Hollywood's Underestimated Woman

Ever since I was a little girl, I've loved the glamor and drama of old Hollywood. It probably started with To Have and Have Not. I watched it when I was around 12. There was something about Lauren Bacall, all smolder and vulnerability, with her beautiful hair and deep voice. I wanted some of her grown-up sophistication for myself, and so I snapped up as many of her movies as I could find. The Big Sleep, Key Largo, Dark Passage, How to Marry a Millionaire.

From there I discovered Katherine Hepburn in The Philadelphia Story, Cary Grant and Ingrid Bergman in Notorious, Clark Gable and Claudette Colbert in It Happened One Night, Gene Tierney and Dana Andrews in Laura. (One of my favorite movies.) The list goes on and on and on.

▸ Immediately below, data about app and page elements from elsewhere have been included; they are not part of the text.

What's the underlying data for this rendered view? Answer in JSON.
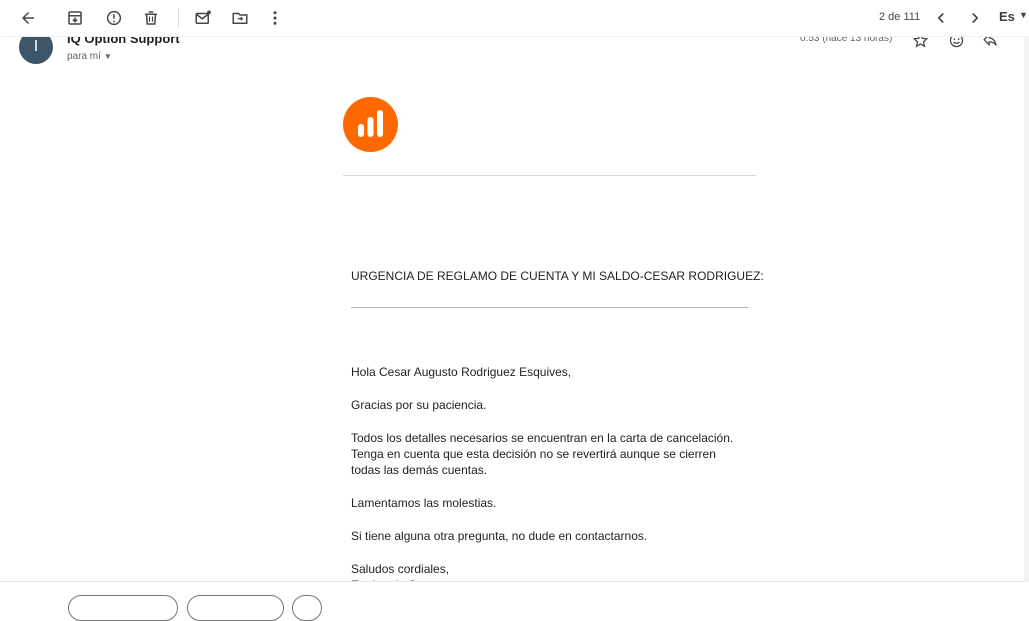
{
  "toolbar": {
    "pager": "2 de 111",
    "language": "Es",
    "icons": [
      "back-arrow-icon",
      "archive-icon",
      "report-spam-icon",
      "delete-icon",
      "mark-unread-icon",
      "move-to-icon",
      "more-vert-icon",
      "prev-icon",
      "next-icon"
    ]
  },
  "email": {
    "avatar_letter": "I",
    "sender": "IQ Option Support",
    "to": "para mí",
    "timestamp": "0:53 (hace 13 horas)",
    "subject": "URGENCIA DE REGLAMO DE CUENTA Y MI SALDO-CESAR RODRIGUEZ:",
    "greeting": "Hola Cesar Augusto Rodriguez Esquives,",
    "p1": "Gracias por su paciencia.",
    "p2": "Todos los detalles necesarios se encuentran en la carta de cancelación. Tenga en cuenta que esta decisión no se revertirá aunque se cierren todas las demás cuentas.",
    "p3": "Lamentamos las molestias.",
    "p4": "Si tiene alguna otra pregunta, no dude en contactarnos.",
    "closing": "Saludos cordiales,",
    "signature": "Equipo de Soporte"
  },
  "colors": {
    "brand": "#ff6a00",
    "avatar": "#3c5568"
  }
}
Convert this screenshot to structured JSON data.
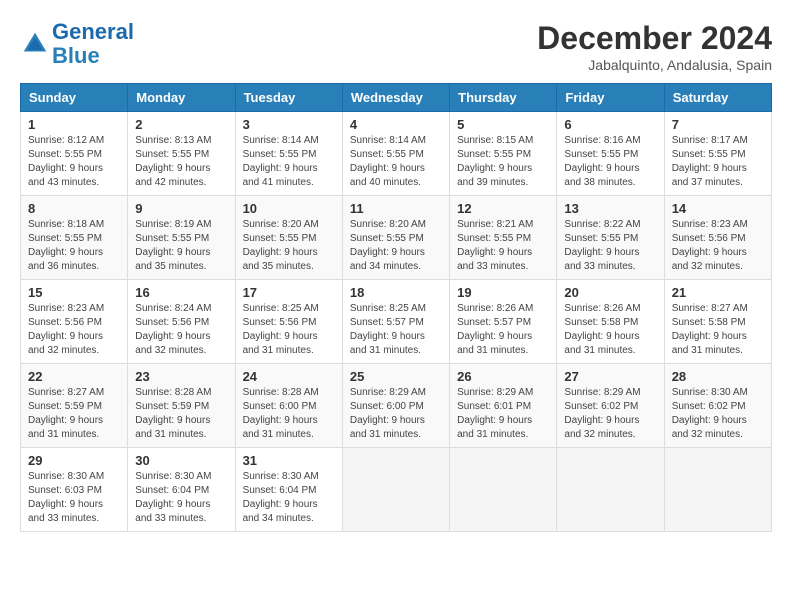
{
  "logo": {
    "line1": "General",
    "line2": "Blue"
  },
  "title": "December 2024",
  "location": "Jabalquinto, Andalusia, Spain",
  "weekdays": [
    "Sunday",
    "Monday",
    "Tuesday",
    "Wednesday",
    "Thursday",
    "Friday",
    "Saturday"
  ],
  "weeks": [
    [
      {
        "day": "1",
        "sunrise": "8:12 AM",
        "sunset": "5:55 PM",
        "daylight": "9 hours and 43 minutes."
      },
      {
        "day": "2",
        "sunrise": "8:13 AM",
        "sunset": "5:55 PM",
        "daylight": "9 hours and 42 minutes."
      },
      {
        "day": "3",
        "sunrise": "8:14 AM",
        "sunset": "5:55 PM",
        "daylight": "9 hours and 41 minutes."
      },
      {
        "day": "4",
        "sunrise": "8:14 AM",
        "sunset": "5:55 PM",
        "daylight": "9 hours and 40 minutes."
      },
      {
        "day": "5",
        "sunrise": "8:15 AM",
        "sunset": "5:55 PM",
        "daylight": "9 hours and 39 minutes."
      },
      {
        "day": "6",
        "sunrise": "8:16 AM",
        "sunset": "5:55 PM",
        "daylight": "9 hours and 38 minutes."
      },
      {
        "day": "7",
        "sunrise": "8:17 AM",
        "sunset": "5:55 PM",
        "daylight": "9 hours and 37 minutes."
      }
    ],
    [
      {
        "day": "8",
        "sunrise": "8:18 AM",
        "sunset": "5:55 PM",
        "daylight": "9 hours and 36 minutes."
      },
      {
        "day": "9",
        "sunrise": "8:19 AM",
        "sunset": "5:55 PM",
        "daylight": "9 hours and 35 minutes."
      },
      {
        "day": "10",
        "sunrise": "8:20 AM",
        "sunset": "5:55 PM",
        "daylight": "9 hours and 35 minutes."
      },
      {
        "day": "11",
        "sunrise": "8:20 AM",
        "sunset": "5:55 PM",
        "daylight": "9 hours and 34 minutes."
      },
      {
        "day": "12",
        "sunrise": "8:21 AM",
        "sunset": "5:55 PM",
        "daylight": "9 hours and 33 minutes."
      },
      {
        "day": "13",
        "sunrise": "8:22 AM",
        "sunset": "5:55 PM",
        "daylight": "9 hours and 33 minutes."
      },
      {
        "day": "14",
        "sunrise": "8:23 AM",
        "sunset": "5:56 PM",
        "daylight": "9 hours and 32 minutes."
      }
    ],
    [
      {
        "day": "15",
        "sunrise": "8:23 AM",
        "sunset": "5:56 PM",
        "daylight": "9 hours and 32 minutes."
      },
      {
        "day": "16",
        "sunrise": "8:24 AM",
        "sunset": "5:56 PM",
        "daylight": "9 hours and 32 minutes."
      },
      {
        "day": "17",
        "sunrise": "8:25 AM",
        "sunset": "5:56 PM",
        "daylight": "9 hours and 31 minutes."
      },
      {
        "day": "18",
        "sunrise": "8:25 AM",
        "sunset": "5:57 PM",
        "daylight": "9 hours and 31 minutes."
      },
      {
        "day": "19",
        "sunrise": "8:26 AM",
        "sunset": "5:57 PM",
        "daylight": "9 hours and 31 minutes."
      },
      {
        "day": "20",
        "sunrise": "8:26 AM",
        "sunset": "5:58 PM",
        "daylight": "9 hours and 31 minutes."
      },
      {
        "day": "21",
        "sunrise": "8:27 AM",
        "sunset": "5:58 PM",
        "daylight": "9 hours and 31 minutes."
      }
    ],
    [
      {
        "day": "22",
        "sunrise": "8:27 AM",
        "sunset": "5:59 PM",
        "daylight": "9 hours and 31 minutes."
      },
      {
        "day": "23",
        "sunrise": "8:28 AM",
        "sunset": "5:59 PM",
        "daylight": "9 hours and 31 minutes."
      },
      {
        "day": "24",
        "sunrise": "8:28 AM",
        "sunset": "6:00 PM",
        "daylight": "9 hours and 31 minutes."
      },
      {
        "day": "25",
        "sunrise": "8:29 AM",
        "sunset": "6:00 PM",
        "daylight": "9 hours and 31 minutes."
      },
      {
        "day": "26",
        "sunrise": "8:29 AM",
        "sunset": "6:01 PM",
        "daylight": "9 hours and 31 minutes."
      },
      {
        "day": "27",
        "sunrise": "8:29 AM",
        "sunset": "6:02 PM",
        "daylight": "9 hours and 32 minutes."
      },
      {
        "day": "28",
        "sunrise": "8:30 AM",
        "sunset": "6:02 PM",
        "daylight": "9 hours and 32 minutes."
      }
    ],
    [
      {
        "day": "29",
        "sunrise": "8:30 AM",
        "sunset": "6:03 PM",
        "daylight": "9 hours and 33 minutes."
      },
      {
        "day": "30",
        "sunrise": "8:30 AM",
        "sunset": "6:04 PM",
        "daylight": "9 hours and 33 minutes."
      },
      {
        "day": "31",
        "sunrise": "8:30 AM",
        "sunset": "6:04 PM",
        "daylight": "9 hours and 34 minutes."
      },
      null,
      null,
      null,
      null
    ]
  ],
  "labels": {
    "sunrise": "Sunrise:",
    "sunset": "Sunset:",
    "daylight": "Daylight:"
  }
}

As I got older, I began to learn more about the other side of Hollywood that is often sordid and sometimes tragic. I've listened to most of You Must Remember This, an excellent podcast about the film industry, Los Angeles (where I grew up), and the people who created the movie myths we still believe today. However, I only knew bits and pieces of one of its most extraordinary women.

Hedy Lamarr was widely recognized as one of the most beautiful women in the world during her heyday in the 1930s and 1940s. An Austrian actress, she was scandalous and alluring. She was also an almost unrecognized genius, but the documentary Bombshell is trying to change that.

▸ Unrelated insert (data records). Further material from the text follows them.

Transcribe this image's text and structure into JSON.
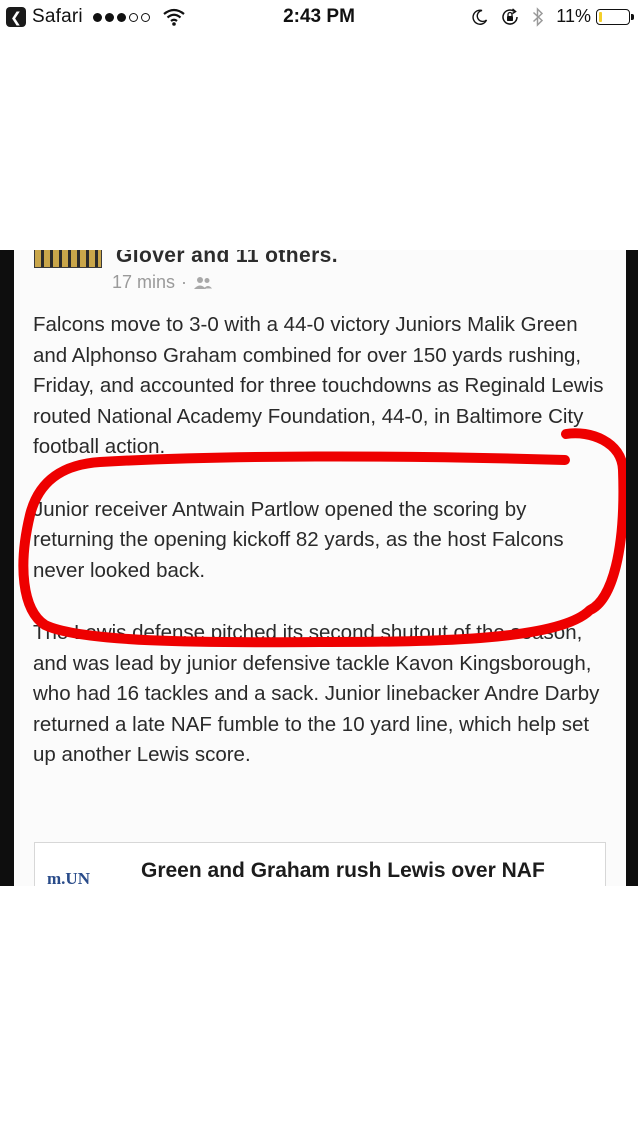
{
  "status_bar": {
    "back_app": "Safari",
    "signal_dots_filled": 3,
    "signal_dots_total": 5,
    "time": "2:43 PM",
    "battery_percent": "11%",
    "battery_level": 0.11,
    "icons": [
      "back-arrow-icon",
      "wifi-icon",
      "moon-icon",
      "rotation-lock-icon",
      "bluetooth-icon",
      "battery-icon"
    ]
  },
  "post": {
    "author": "Glover and 11 others.",
    "time": "17 mins",
    "meta_separator": "·",
    "privacy_icon": "friends-icon",
    "paragraphs": [
      "Falcons move to 3-0 with a 44-0 victory Juniors Malik Green and Alphonso Graham combined for over 150 yards rushing, Friday, and accounted for three touchdowns as Reginald Lewis routed National Academy Foundation, 44-0, in Baltimore City football action.",
      "Junior receiver Antwain Partlow opened the scoring by returning the opening kickoff 82 yards, as the host Falcons never looked back.",
      "The Lewis defense pitched its second shutout of the season, and was lead by junior defensive tackle Kavon Kingsborough, who had 16 tackles and a sack. Junior linebacker Andre Darby returned a late NAF fumble to the 10 yard line, which help set up another Lewis score."
    ],
    "link_card": {
      "thumb_text": "m.UN",
      "title": "Green and Graham rush Lewis over NAF"
    }
  },
  "colors": {
    "annotation": "#ee0000",
    "battery_fill": "#f4cf2a"
  }
}
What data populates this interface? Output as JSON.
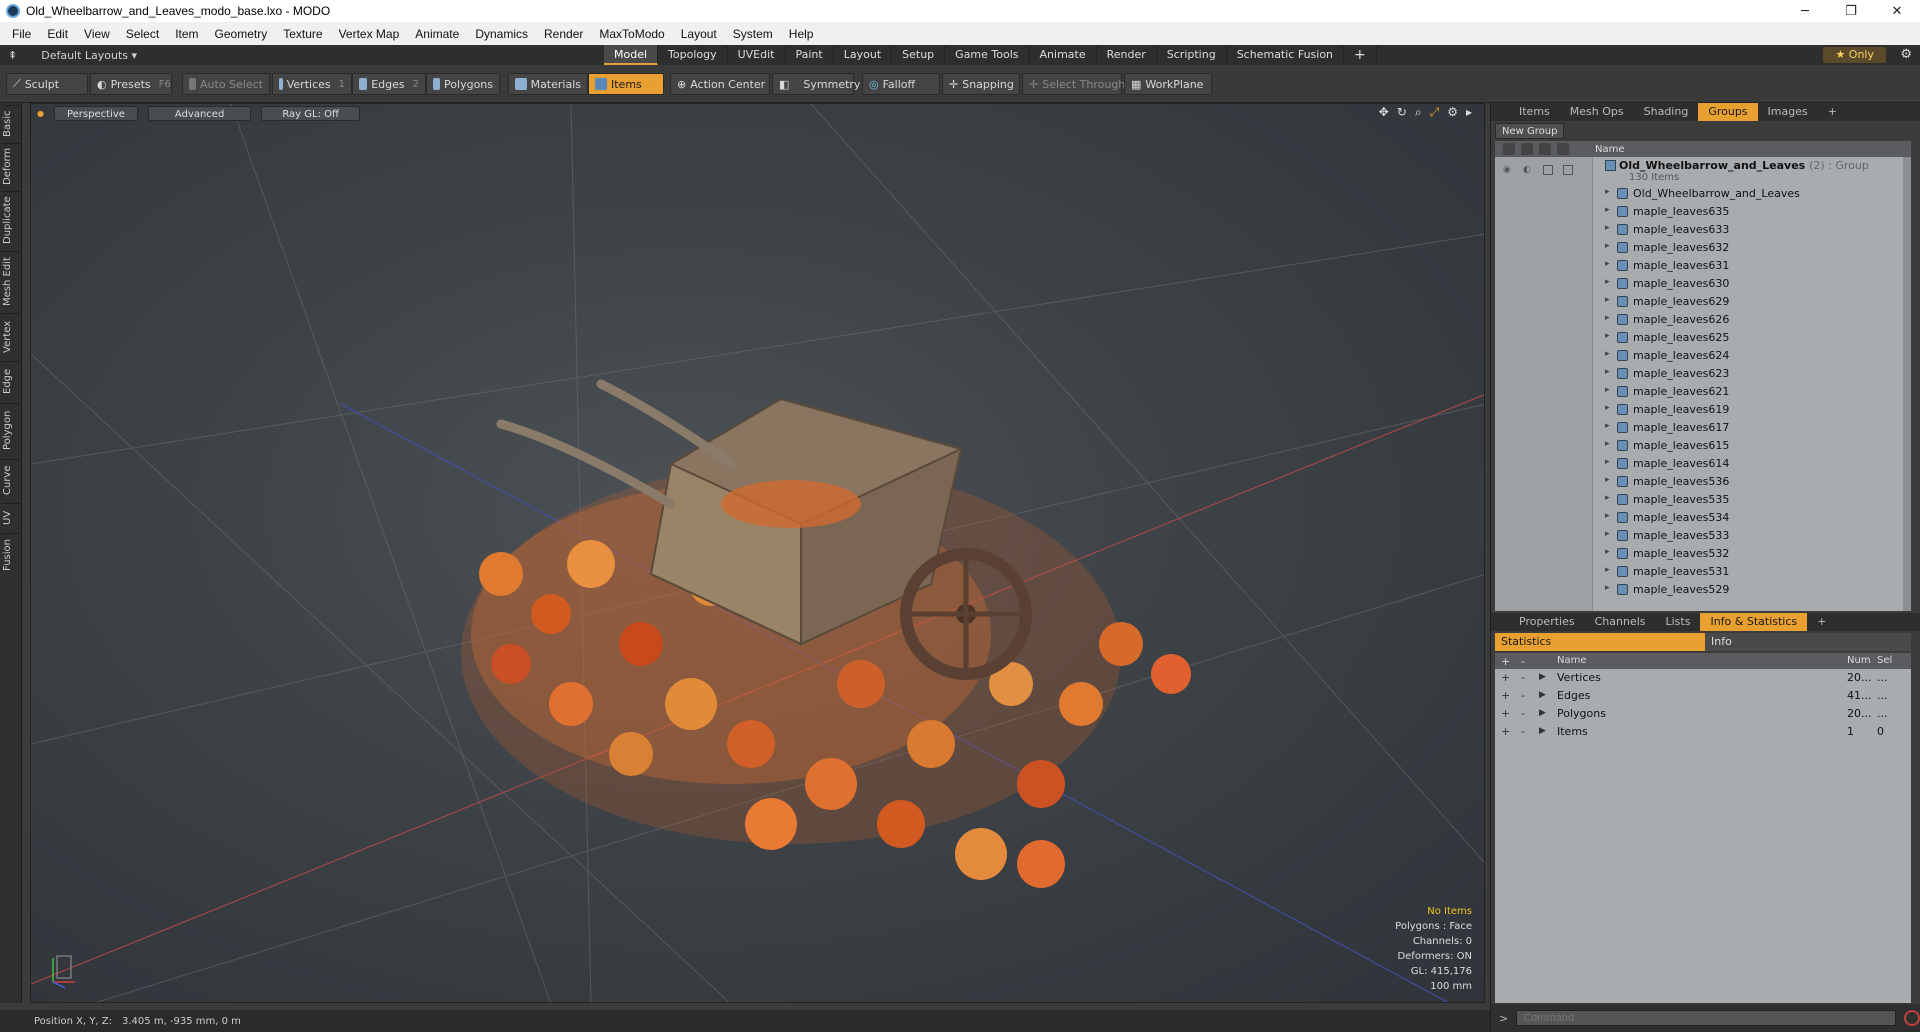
{
  "window": {
    "title": "Old_Wheelbarrow_and_Leaves_modo_base.lxo - MODO"
  },
  "menu": [
    "File",
    "Edit",
    "View",
    "Select",
    "Item",
    "Geometry",
    "Texture",
    "Vertex Map",
    "Animate",
    "Dynamics",
    "Render",
    "MaxToModo",
    "Layout",
    "System",
    "Help"
  ],
  "layout": {
    "label": "Default Layouts ▾"
  },
  "tabs": [
    "Model",
    "Topology",
    "UVEdit",
    "Paint",
    "Layout",
    "Setup",
    "Game Tools",
    "Animate",
    "Render",
    "Scripting",
    "Schematic Fusion"
  ],
  "only_label": "★  Only",
  "toolbar": {
    "sculpt": "Sculpt",
    "presets": "Presets",
    "presets_key": "F6",
    "auto_select": "Auto Select",
    "vertices": "Vertices",
    "vertices_key": "1",
    "edges": "Edges",
    "edges_key": "2",
    "polygons": "Polygons",
    "materials": "Materials",
    "items": "Items",
    "action_center": "Action Center",
    "symmetry": "Symmetry",
    "falloff": "Falloff",
    "snapping": "Snapping",
    "select_through": "Select Through",
    "workplane": "WorkPlane"
  },
  "left_tabs": [
    "Basic",
    "Deform",
    "Duplicate",
    "Mesh Edit",
    "Vertex",
    "Edge",
    "Polygon",
    "Curve",
    "UV",
    "Fusion"
  ],
  "viewport": {
    "perspective": "Perspective",
    "advanced": "Advanced",
    "raygl": "Ray GL: Off",
    "info": [
      "No Items",
      "Polygons : Face",
      "Channels: 0",
      "Deformers: ON",
      "GL: 415,176",
      "100 mm"
    ]
  },
  "status": {
    "label": "Position X, Y, Z:",
    "value": "3.405 m, -935 mm, 0 m"
  },
  "top_panel": {
    "tabs": [
      "Items",
      "Mesh Ops",
      "Shading",
      "Groups",
      "Images"
    ],
    "active": "Groups",
    "new_group": "New Group",
    "name_header": "Name",
    "group_name": "Old_Wheelbarrow_and_Leaves",
    "group_suffix": "(2) : Group",
    "group_count": "130 Items",
    "items": [
      "Old_Wheelbarrow_and_Leaves",
      "maple_leaves635",
      "maple_leaves633",
      "maple_leaves632",
      "maple_leaves631",
      "maple_leaves630",
      "maple_leaves629",
      "maple_leaves626",
      "maple_leaves625",
      "maple_leaves624",
      "maple_leaves623",
      "maple_leaves621",
      "maple_leaves619",
      "maple_leaves617",
      "maple_leaves615",
      "maple_leaves614",
      "maple_leaves536",
      "maple_leaves535",
      "maple_leaves534",
      "maple_leaves533",
      "maple_leaves532",
      "maple_leaves531",
      "maple_leaves529"
    ]
  },
  "bottom_panel": {
    "tabs": [
      "Properties",
      "Channels",
      "Lists",
      "Info & Statistics"
    ],
    "active": "Info & Statistics",
    "subtabs": [
      "Statistics",
      "Info"
    ],
    "headers": {
      "name": "Name",
      "num": "Num",
      "sel": "Sel"
    },
    "rows": [
      {
        "name": "Vertices",
        "num": "20...",
        "sel": "..."
      },
      {
        "name": "Edges",
        "num": "41...",
        "sel": "..."
      },
      {
        "name": "Polygons",
        "num": "20...",
        "sel": "..."
      },
      {
        "name": "Items",
        "num": "1",
        "sel": "0"
      }
    ]
  },
  "command": {
    "placeholder": "Command"
  },
  "colors": {
    "accent": "#e8a030",
    "panel_bg": "#a9acaf"
  }
}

Lamarr was an inventor with an inquisitive mind. During World War II, she came up with a technique called frequency hopping that would allow the navy to deploy torpedos that couldn't be jammed by German submarines. Her invention, largely neglected at the time, has become the basis for Bluetooth, Wi-Fi, and military technology being used today.

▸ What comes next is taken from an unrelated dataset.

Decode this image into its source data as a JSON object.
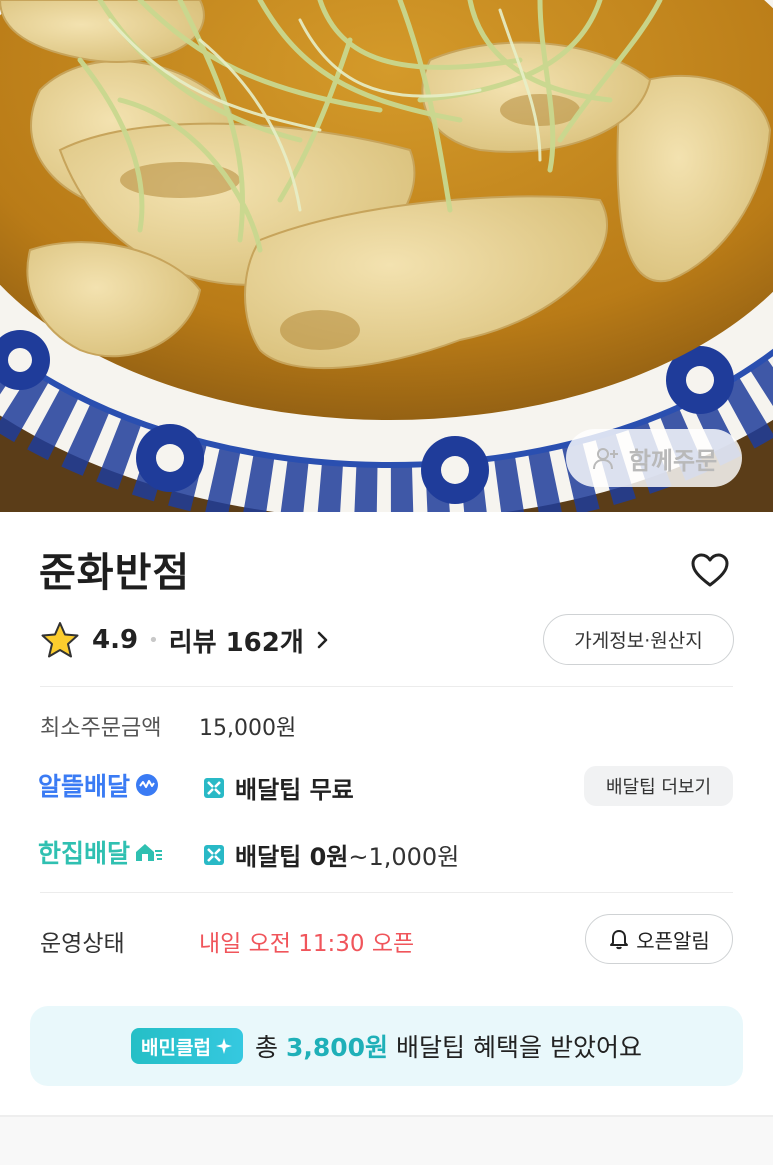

Her fascinating, sometimes deeply sad story, is told through interviews with Hedy, her family, and others. You get a picture of a woman who was pigeon-holed into being just a beautiful face because, to paraphrase one interviewee, you don't get to be Hedy Lamarr and be smart. She was difficult and complex and funny and so many things, and now the movie-going audience who loved her films is getting a chance to see a more complete version of her.